The front page of the May 28, 2010 Oregonian announced that Oregon Senator Merkley had secured $10 million in taxpayer funds to pay some Klamath farmers to not irrigate this season because of water shortages; a water shortage created by poor management of the resource. Instead of allowing the reservoirs to fill, water has been sent down the river, based on a questionable biological opinion, to protect the environment. The $10 million, while better than nothing, will do little to help the economy of the region.
Whether there is water available in the winter that could be stored for summer use is a hotly debated issue. Generations before us saw the wisdom of creating water storage when they settled in areas with rich soil but little rainfall. We are sending water downstream to the ocean in the winter, when we have the opportunity to store it for later use to provide irrigation for farmers, water for cities, and stream augmentation for fish. It doesn’t make any sense to waste a valuable resource, especially when food supplies and jobs are at stake.
Imagine how you would feel if you ran out of water at your home or business half way through the month because of rationing or the State took a portion of your property because they believed it would be better used by someone else. These are the challenges of irrigated agriculture in Oregon and if we don’t create additional water storage it will be the future challenge of municipal and industrial water users.
Under Oregon law, all water is publicly owned. A water right is a type of property right and is attached to the land where it was established. Landowners with water flowing through or past their property do not automatically have the right to divert the water without state permission. Water rights are property rights and no citizen should lose the use of their property without compensation. There is a misconception that rural people don’t pay for their water. No one pays for water in Oregon, but we all pay for the delivery system.
The perception that Oregon is a state of abundant rainfall is not accurate. The North coast, with average annual rainfall of 60 inches, is the wettest area of state. However, Eastern and Central Oregon have only about 7-10 inches of rain annually. There are still problems with water availability throughout the state in the summer. Stored winter water could eliminate many of those problems.
Farmers and ranchers in the eastern part of Oregon face even more concerns. Cattle need water to drink and food to eat. When a rancher puts hay out in the winter for cattle, he in many instances is also feeding deer, antelope and elk. Farmers and ranchers must be especially good stewards of the land to protect their investment and way of life.
Agriculture is a $4.8 billion industry in Oregon. The industry is important to the state for a number of reasons: providing jobs and paying taxes; raising safe food and fiber; and protecting open spaces. Agriculture needs water to survive and thrive.
Farmers don’t want to kill fish or destroy forests and range land, they just want to use their property to earn a living and provide the world with safe, adequate food and fiber. They need access to water in order to accomplish this worthwhile goal.

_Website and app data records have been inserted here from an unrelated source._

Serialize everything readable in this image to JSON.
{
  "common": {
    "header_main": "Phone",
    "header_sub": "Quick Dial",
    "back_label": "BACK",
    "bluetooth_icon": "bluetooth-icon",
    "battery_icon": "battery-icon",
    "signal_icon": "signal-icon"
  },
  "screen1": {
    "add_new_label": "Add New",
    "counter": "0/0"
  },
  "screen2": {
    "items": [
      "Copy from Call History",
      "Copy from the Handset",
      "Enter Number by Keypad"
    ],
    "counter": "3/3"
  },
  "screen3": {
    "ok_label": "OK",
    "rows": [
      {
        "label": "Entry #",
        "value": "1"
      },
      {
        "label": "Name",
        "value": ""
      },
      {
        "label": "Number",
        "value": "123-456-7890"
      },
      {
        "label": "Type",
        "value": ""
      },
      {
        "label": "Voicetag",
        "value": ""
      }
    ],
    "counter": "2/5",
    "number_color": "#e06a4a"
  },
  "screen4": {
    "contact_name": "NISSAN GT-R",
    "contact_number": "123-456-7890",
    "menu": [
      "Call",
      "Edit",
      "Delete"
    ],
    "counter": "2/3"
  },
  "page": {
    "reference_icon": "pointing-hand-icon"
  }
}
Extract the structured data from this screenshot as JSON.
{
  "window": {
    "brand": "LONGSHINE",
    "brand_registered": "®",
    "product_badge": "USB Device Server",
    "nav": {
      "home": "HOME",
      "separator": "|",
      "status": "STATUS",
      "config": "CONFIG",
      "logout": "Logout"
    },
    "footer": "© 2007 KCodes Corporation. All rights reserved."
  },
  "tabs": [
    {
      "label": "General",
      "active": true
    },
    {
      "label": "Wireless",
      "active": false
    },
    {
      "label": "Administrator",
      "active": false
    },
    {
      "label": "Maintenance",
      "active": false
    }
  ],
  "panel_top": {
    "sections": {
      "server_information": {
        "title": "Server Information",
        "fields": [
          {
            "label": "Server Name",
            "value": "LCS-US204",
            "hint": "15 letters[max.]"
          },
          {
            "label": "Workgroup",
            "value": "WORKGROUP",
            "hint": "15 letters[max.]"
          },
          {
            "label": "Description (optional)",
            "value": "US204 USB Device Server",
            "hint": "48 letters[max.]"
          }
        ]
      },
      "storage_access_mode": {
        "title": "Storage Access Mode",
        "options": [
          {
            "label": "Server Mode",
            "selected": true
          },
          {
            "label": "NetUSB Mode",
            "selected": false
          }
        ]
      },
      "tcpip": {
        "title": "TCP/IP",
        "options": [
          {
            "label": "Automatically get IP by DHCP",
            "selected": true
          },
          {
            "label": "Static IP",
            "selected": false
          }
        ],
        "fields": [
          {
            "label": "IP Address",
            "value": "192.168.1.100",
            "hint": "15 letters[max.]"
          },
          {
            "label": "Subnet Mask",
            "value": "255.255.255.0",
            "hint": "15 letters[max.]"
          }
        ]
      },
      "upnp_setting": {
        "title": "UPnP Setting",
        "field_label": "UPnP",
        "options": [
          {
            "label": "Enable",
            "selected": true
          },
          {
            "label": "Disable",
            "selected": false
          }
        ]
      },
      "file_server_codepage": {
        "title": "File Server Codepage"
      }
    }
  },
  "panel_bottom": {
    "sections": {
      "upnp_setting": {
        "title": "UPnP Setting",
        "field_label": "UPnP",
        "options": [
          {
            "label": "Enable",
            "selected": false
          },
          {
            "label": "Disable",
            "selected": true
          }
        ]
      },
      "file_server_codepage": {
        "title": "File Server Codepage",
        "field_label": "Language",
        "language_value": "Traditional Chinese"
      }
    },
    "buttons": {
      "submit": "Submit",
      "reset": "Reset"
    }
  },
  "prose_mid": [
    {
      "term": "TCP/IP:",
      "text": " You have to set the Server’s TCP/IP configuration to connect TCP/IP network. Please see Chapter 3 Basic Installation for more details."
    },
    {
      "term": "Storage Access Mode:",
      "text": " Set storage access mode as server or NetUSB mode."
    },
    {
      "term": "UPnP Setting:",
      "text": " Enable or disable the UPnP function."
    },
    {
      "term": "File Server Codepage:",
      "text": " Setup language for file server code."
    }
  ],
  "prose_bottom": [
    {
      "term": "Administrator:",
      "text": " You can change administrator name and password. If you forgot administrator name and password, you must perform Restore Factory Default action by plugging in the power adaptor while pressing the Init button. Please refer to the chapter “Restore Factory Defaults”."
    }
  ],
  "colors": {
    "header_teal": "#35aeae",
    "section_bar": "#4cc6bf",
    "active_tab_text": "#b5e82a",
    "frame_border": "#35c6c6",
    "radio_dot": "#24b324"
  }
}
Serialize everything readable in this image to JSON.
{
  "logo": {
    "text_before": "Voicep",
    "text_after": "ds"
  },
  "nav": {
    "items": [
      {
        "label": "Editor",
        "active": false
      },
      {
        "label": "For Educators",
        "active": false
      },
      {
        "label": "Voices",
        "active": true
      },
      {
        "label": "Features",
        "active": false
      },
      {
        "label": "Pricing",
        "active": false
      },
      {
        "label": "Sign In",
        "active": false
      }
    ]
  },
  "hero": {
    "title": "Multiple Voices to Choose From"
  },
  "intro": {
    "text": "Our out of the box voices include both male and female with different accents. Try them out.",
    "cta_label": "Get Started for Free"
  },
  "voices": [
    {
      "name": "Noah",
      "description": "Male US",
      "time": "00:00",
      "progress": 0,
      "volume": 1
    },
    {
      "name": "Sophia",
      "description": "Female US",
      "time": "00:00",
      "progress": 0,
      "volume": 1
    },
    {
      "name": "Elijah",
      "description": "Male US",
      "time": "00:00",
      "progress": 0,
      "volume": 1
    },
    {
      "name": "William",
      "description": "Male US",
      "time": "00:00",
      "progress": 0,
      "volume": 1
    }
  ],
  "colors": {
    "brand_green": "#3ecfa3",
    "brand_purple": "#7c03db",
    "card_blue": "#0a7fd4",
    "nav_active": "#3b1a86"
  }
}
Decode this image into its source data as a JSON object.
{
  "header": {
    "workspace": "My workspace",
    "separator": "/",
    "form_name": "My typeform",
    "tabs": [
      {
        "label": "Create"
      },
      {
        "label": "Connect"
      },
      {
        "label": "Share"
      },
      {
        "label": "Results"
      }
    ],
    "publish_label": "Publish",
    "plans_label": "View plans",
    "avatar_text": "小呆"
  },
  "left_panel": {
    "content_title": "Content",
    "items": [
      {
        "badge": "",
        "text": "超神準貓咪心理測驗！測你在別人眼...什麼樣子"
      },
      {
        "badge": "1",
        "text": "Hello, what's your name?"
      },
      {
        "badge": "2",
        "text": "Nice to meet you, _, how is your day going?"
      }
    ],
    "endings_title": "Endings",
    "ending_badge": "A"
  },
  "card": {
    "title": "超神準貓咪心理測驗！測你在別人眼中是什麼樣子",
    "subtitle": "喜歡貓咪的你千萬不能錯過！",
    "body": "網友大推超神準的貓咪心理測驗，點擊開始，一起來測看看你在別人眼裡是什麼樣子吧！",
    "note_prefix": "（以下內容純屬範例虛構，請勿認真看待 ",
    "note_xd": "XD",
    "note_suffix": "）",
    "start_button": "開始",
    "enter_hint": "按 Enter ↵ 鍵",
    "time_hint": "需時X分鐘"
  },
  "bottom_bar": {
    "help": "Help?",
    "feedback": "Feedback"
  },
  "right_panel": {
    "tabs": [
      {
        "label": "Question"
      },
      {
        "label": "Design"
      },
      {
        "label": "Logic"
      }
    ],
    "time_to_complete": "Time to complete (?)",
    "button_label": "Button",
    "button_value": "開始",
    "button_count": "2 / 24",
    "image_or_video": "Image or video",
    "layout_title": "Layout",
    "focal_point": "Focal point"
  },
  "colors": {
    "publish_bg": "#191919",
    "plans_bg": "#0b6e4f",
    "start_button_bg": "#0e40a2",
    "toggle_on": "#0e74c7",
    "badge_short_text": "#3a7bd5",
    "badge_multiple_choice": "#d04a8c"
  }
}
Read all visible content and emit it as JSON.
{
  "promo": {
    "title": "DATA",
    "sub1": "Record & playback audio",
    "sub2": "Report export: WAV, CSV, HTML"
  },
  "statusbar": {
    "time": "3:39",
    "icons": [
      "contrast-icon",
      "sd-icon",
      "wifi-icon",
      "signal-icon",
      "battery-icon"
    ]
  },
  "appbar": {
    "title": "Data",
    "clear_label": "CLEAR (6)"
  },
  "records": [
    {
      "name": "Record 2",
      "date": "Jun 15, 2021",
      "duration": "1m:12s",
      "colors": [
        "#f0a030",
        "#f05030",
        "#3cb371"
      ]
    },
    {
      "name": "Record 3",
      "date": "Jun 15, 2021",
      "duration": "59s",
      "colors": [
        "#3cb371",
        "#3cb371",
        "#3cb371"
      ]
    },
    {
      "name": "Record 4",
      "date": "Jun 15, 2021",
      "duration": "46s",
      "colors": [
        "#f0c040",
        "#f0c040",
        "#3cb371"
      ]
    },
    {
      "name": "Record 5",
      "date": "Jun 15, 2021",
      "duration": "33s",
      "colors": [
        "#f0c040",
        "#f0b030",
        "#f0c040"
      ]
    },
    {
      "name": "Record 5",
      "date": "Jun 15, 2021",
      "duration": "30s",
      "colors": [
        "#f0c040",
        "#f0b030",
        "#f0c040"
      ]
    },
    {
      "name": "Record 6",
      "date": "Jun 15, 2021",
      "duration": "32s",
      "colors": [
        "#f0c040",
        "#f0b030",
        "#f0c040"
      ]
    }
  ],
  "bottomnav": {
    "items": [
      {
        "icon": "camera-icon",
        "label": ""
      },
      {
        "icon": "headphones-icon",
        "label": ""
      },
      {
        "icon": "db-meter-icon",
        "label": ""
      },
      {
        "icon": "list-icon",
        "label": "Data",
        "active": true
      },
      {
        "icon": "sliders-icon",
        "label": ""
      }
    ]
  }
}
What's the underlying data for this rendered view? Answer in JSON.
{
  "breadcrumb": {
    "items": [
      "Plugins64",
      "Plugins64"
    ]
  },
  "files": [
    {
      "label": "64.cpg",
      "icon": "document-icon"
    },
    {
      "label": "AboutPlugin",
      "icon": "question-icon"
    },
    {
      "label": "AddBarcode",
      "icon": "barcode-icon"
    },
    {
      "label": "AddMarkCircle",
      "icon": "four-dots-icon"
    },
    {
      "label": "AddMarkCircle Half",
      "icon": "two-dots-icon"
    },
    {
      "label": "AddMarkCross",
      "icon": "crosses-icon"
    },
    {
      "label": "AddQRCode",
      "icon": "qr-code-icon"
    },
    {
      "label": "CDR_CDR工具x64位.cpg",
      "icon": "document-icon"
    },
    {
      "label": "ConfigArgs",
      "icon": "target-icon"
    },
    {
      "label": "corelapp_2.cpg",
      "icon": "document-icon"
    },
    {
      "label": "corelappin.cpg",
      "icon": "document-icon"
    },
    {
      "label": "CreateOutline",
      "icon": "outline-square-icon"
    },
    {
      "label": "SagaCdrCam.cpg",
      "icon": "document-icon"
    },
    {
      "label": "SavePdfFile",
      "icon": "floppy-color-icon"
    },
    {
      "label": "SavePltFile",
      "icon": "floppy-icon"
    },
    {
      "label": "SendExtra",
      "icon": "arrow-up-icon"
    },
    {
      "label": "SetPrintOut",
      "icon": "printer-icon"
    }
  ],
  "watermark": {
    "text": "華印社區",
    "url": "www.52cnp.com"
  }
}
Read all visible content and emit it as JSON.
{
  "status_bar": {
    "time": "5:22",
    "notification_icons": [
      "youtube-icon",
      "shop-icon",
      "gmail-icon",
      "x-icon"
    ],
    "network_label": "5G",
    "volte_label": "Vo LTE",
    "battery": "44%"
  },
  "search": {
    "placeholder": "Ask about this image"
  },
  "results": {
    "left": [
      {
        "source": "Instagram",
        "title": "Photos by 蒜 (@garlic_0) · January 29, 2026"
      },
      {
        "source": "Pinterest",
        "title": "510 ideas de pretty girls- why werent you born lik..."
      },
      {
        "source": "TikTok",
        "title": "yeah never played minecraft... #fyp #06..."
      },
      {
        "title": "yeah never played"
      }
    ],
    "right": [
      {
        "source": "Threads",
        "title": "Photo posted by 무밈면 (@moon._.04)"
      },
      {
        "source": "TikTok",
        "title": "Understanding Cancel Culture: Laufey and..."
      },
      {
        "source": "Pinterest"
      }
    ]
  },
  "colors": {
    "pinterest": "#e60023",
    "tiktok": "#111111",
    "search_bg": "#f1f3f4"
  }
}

Bill Wilber of Burns is a District Vice President for the Oregon Cattlemen’s Association and President of Water for Life Inc., a non-profit organization dedicated to protecting irrigated agriculture in the West.